→ **What the exercise asks**
Would you please set down the entries below exactly as shown?

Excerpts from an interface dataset
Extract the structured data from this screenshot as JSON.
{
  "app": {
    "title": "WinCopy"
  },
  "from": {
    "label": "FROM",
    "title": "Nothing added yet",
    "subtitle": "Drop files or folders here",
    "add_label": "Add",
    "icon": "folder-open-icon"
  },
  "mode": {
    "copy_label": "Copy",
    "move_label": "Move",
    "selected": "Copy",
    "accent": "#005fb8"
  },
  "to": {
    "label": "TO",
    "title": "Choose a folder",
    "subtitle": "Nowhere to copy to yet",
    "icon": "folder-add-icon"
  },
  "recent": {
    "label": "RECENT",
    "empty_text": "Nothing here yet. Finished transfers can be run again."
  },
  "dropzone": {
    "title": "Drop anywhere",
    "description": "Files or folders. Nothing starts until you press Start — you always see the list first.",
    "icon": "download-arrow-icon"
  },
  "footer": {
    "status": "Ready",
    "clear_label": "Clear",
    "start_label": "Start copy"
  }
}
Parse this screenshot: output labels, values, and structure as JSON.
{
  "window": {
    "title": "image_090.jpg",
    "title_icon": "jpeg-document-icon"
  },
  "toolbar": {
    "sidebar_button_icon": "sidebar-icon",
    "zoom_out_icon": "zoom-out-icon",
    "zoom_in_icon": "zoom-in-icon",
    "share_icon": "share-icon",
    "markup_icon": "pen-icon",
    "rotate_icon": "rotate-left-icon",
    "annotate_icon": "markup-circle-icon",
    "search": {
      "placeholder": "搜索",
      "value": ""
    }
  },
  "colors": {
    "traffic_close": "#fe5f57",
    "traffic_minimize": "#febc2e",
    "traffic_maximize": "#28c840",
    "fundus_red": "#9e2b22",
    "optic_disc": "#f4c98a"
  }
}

→ **Response area**
Extract the structured data from this screenshot as JSON.
{
  "app": {
    "title": "WinCopy"
  },
  "from": {
    "label": "FROM",
    "title": "Nothing added yet",
    "subtitle": "Drop files or folders here",
    "add_label": "Add",
    "icon": "folder-open-icon"
  },
  "mode": {
    "copy_label": "Copy",
    "move_label": "Move",
    "selected": "Copy",
    "accent": "#005fb8"
  },
  "to": {
    "label": "TO",
    "title": "Choose a folder",
    "subtitle": "Nowhere to copy to yet",
    "icon": "folder-add-icon"
  },
  "recent": {
    "label": "RECENT",
    "empty_text": "Nothing here yet. Finished transfers can be run again."
  },
  "dropzone": {
    "title": "Drop anywhere",
    "description": "Files or folders. Nothing starts until you press Start — you always see the list first.",
    "icon": "download-arrow-icon"
  },
  "footer": {
    "status": "Ready",
    "clear_label": "Clear",
    "start_label": "Start copy"
  }
}
Parse this screenshot: output labels, values, and structure as JSON.
{
  "window": {
    "title": "image_090.jpg",
    "title_icon": "jpeg-document-icon"
  },
  "toolbar": {
    "sidebar_button_icon": "sidebar-icon",
    "zoom_out_icon": "zoom-out-icon",
    "zoom_in_icon": "zoom-in-icon",
    "share_icon": "share-icon",
    "markup_icon": "pen-icon",
    "rotate_icon": "rotate-left-icon",
    "annotate_icon": "markup-circle-icon",
    "search": {
      "placeholder": "搜索",
      "value": ""
    }
  },
  "colors": {
    "traffic_close": "#fe5f57",
    "traffic_minimize": "#febc2e",
    "traffic_maximize": "#28c840",
    "fundus_red": "#9e2b22",
    "optic_disc": "#f4c98a"
  }
}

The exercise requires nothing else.